### Work to complete
Output the listing word for word, minus images.

-------- Records supplied

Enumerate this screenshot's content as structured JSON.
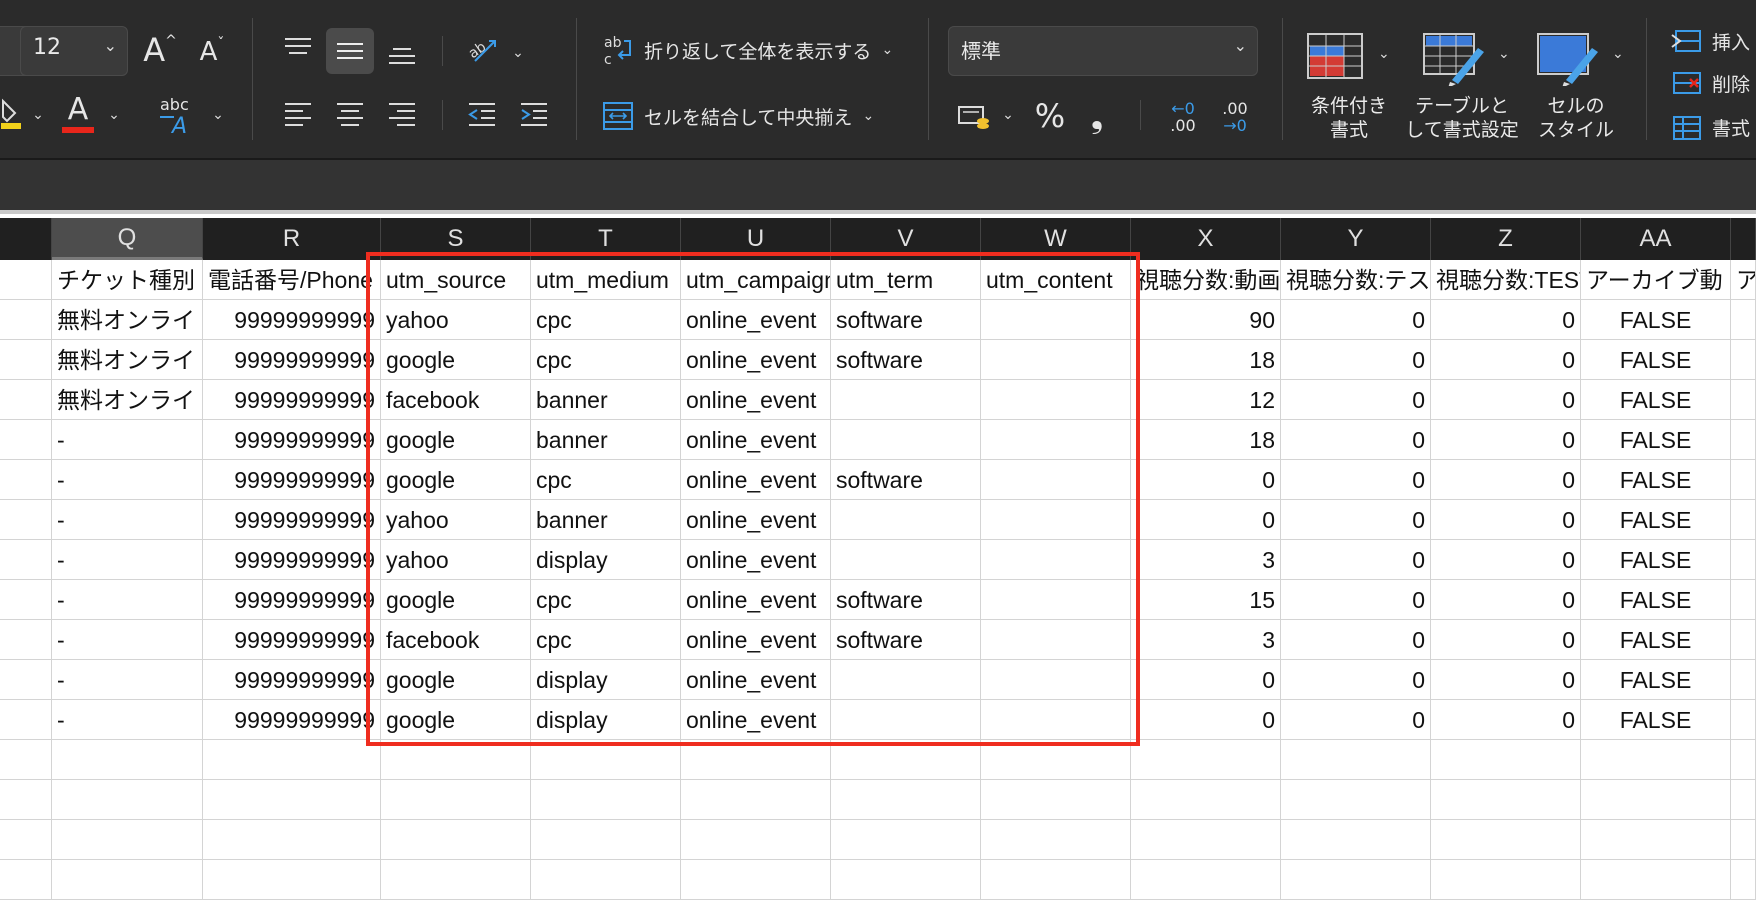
{
  "ribbon": {
    "font_size": "12",
    "grow_font": "A",
    "shrink_font": "A",
    "font_color_letter": "A",
    "text_direction_label": "abc",
    "wrap_text": "折り返して全体を表示する",
    "merge_center": "セルを結合して中央揃え",
    "number_format": "標準",
    "percent": "%",
    "comma": "❟",
    "increase_decimal_top": "←0",
    "increase_decimal_bottom": ".00",
    "decrease_decimal_top": ".00",
    "decrease_decimal_bottom": "→0",
    "conditional_format_line1": "条件付き",
    "conditional_format_line2": "書式",
    "table_format_line1": "テーブルと",
    "table_format_line2": "して書式設定",
    "cell_style_line1": "セルの",
    "cell_style_line2": "スタイル",
    "insert": "挿入",
    "delete": "削除",
    "format": "書式",
    "colors": {
      "ribbon_bg": "#2b2b2b",
      "accent_red": "#e8261b",
      "accent_yellow": "#f2d21b",
      "icon_blue": "#3b9be8"
    }
  },
  "columns": [
    "Q",
    "R",
    "S",
    "T",
    "U",
    "V",
    "W",
    "X",
    "Y",
    "Z",
    "AA"
  ],
  "selected_column": "Q",
  "header_row": [
    "チケット種別",
    "電話番号/Phone",
    "utm_source",
    "utm_medium",
    "utm_campaign",
    "utm_term",
    "utm_content",
    "視聴分数:動画",
    "視聴分数:テスト",
    "視聴分数:TEST",
    "アーカイブ動",
    "ア"
  ],
  "rows": [
    [
      "無料オンライ",
      "99999999999",
      "yahoo",
      "cpc",
      "online_event",
      "software",
      "",
      "90",
      "0",
      "0",
      "FALSE"
    ],
    [
      "無料オンライ",
      "99999999999",
      "google",
      "cpc",
      "online_event",
      "software",
      "",
      "18",
      "0",
      "0",
      "FALSE"
    ],
    [
      "無料オンライ",
      "99999999999",
      "facebook",
      "banner",
      "online_event",
      "",
      "",
      "12",
      "0",
      "0",
      "FALSE"
    ],
    [
      "-",
      "99999999999",
      "google",
      "banner",
      "online_event",
      "",
      "",
      "18",
      "0",
      "0",
      "FALSE"
    ],
    [
      "-",
      "99999999999",
      "google",
      "cpc",
      "online_event",
      "software",
      "",
      "0",
      "0",
      "0",
      "FALSE"
    ],
    [
      "-",
      "99999999999",
      "yahoo",
      "banner",
      "online_event",
      "",
      "",
      "0",
      "0",
      "0",
      "FALSE"
    ],
    [
      "-",
      "99999999999",
      "yahoo",
      "display",
      "online_event",
      "",
      "",
      "3",
      "0",
      "0",
      "FALSE"
    ],
    [
      "-",
      "99999999999",
      "google",
      "cpc",
      "online_event",
      "software",
      "",
      "15",
      "0",
      "0",
      "FALSE"
    ],
    [
      "-",
      "99999999999",
      "facebook",
      "cpc",
      "online_event",
      "software",
      "",
      "3",
      "0",
      "0",
      "FALSE"
    ],
    [
      "-",
      "99999999999",
      "google",
      "display",
      "online_event",
      "",
      "",
      "0",
      "0",
      "0",
      "FALSE"
    ],
    [
      "-",
      "99999999999",
      "google",
      "display",
      "online_event",
      "",
      "",
      "0",
      "0",
      "0",
      "FALSE"
    ]
  ],
  "highlight_color": "#ef2d1f"
}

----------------

### Written solution
Enumerate this screenshot's content as structured JSON.
{
  "ribbon": {
    "font_size": "12",
    "grow_font": "A",
    "shrink_font": "A",
    "font_color_letter": "A",
    "text_direction_label": "abc",
    "wrap_text": "折り返して全体を表示する",
    "merge_center": "セルを結合して中央揃え",
    "number_format": "標準",
    "percent": "%",
    "comma": "❟",
    "increase_decimal_top": "←0",
    "increase_decimal_bottom": ".00",
    "decrease_decimal_top": ".00",
    "decrease_decimal_bottom": "→0",
    "conditional_format_line1": "条件付き",
    "conditional_format_line2": "書式",
    "table_format_line1": "テーブルと",
    "table_format_line2": "して書式設定",
    "cell_style_line1": "セルの",
    "cell_style_line2": "スタイル",
    "insert": "挿入",
    "delete": "削除",
    "format": "書式",
    "colors": {
      "ribbon_bg": "#2b2b2b",
      "accent_red": "#e8261b",
      "accent_yellow": "#f2d21b",
      "icon_blue": "#3b9be8"
    }
  },
  "columns": [
    "Q",
    "R",
    "S",
    "T",
    "U",
    "V",
    "W",
    "X",
    "Y",
    "Z",
    "AA"
  ],
  "selected_column": "Q",
  "header_row": [
    "チケット種別",
    "電話番号/Phone",
    "utm_source",
    "utm_medium",
    "utm_campaign",
    "utm_term",
    "utm_content",
    "視聴分数:動画",
    "視聴分数:テスト",
    "視聴分数:TEST",
    "アーカイブ動",
    "ア"
  ],
  "rows": [
    [
      "無料オンライ",
      "99999999999",
      "yahoo",
      "cpc",
      "online_event",
      "software",
      "",
      "90",
      "0",
      "0",
      "FALSE"
    ],
    [
      "無料オンライ",
      "99999999999",
      "google",
      "cpc",
      "online_event",
      "software",
      "",
      "18",
      "0",
      "0",
      "FALSE"
    ],
    [
      "無料オンライ",
      "99999999999",
      "facebook",
      "banner",
      "online_event",
      "",
      "",
      "12",
      "0",
      "0",
      "FALSE"
    ],
    [
      "-",
      "99999999999",
      "google",
      "banner",
      "online_event",
      "",
      "",
      "18",
      "0",
      "0",
      "FALSE"
    ],
    [
      "-",
      "99999999999",
      "google",
      "cpc",
      "online_event",
      "software",
      "",
      "0",
      "0",
      "0",
      "FALSE"
    ],
    [
      "-",
      "99999999999",
      "yahoo",
      "banner",
      "online_event",
      "",
      "",
      "0",
      "0",
      "0",
      "FALSE"
    ],
    [
      "-",
      "99999999999",
      "yahoo",
      "display",
      "online_event",
      "",
      "",
      "3",
      "0",
      "0",
      "FALSE"
    ],
    [
      "-",
      "99999999999",
      "google",
      "cpc",
      "online_event",
      "software",
      "",
      "15",
      "0",
      "0",
      "FALSE"
    ],
    [
      "-",
      "99999999999",
      "facebook",
      "cpc",
      "online_event",
      "software",
      "",
      "3",
      "0",
      "0",
      "FALSE"
    ],
    [
      "-",
      "99999999999",
      "google",
      "display",
      "online_event",
      "",
      "",
      "0",
      "0",
      "0",
      "FALSE"
    ],
    [
      "-",
      "99999999999",
      "google",
      "display",
      "online_event",
      "",
      "",
      "0",
      "0",
      "0",
      "FALSE"
    ]
  ],
  "highlight_color": "#ef2d1f"
}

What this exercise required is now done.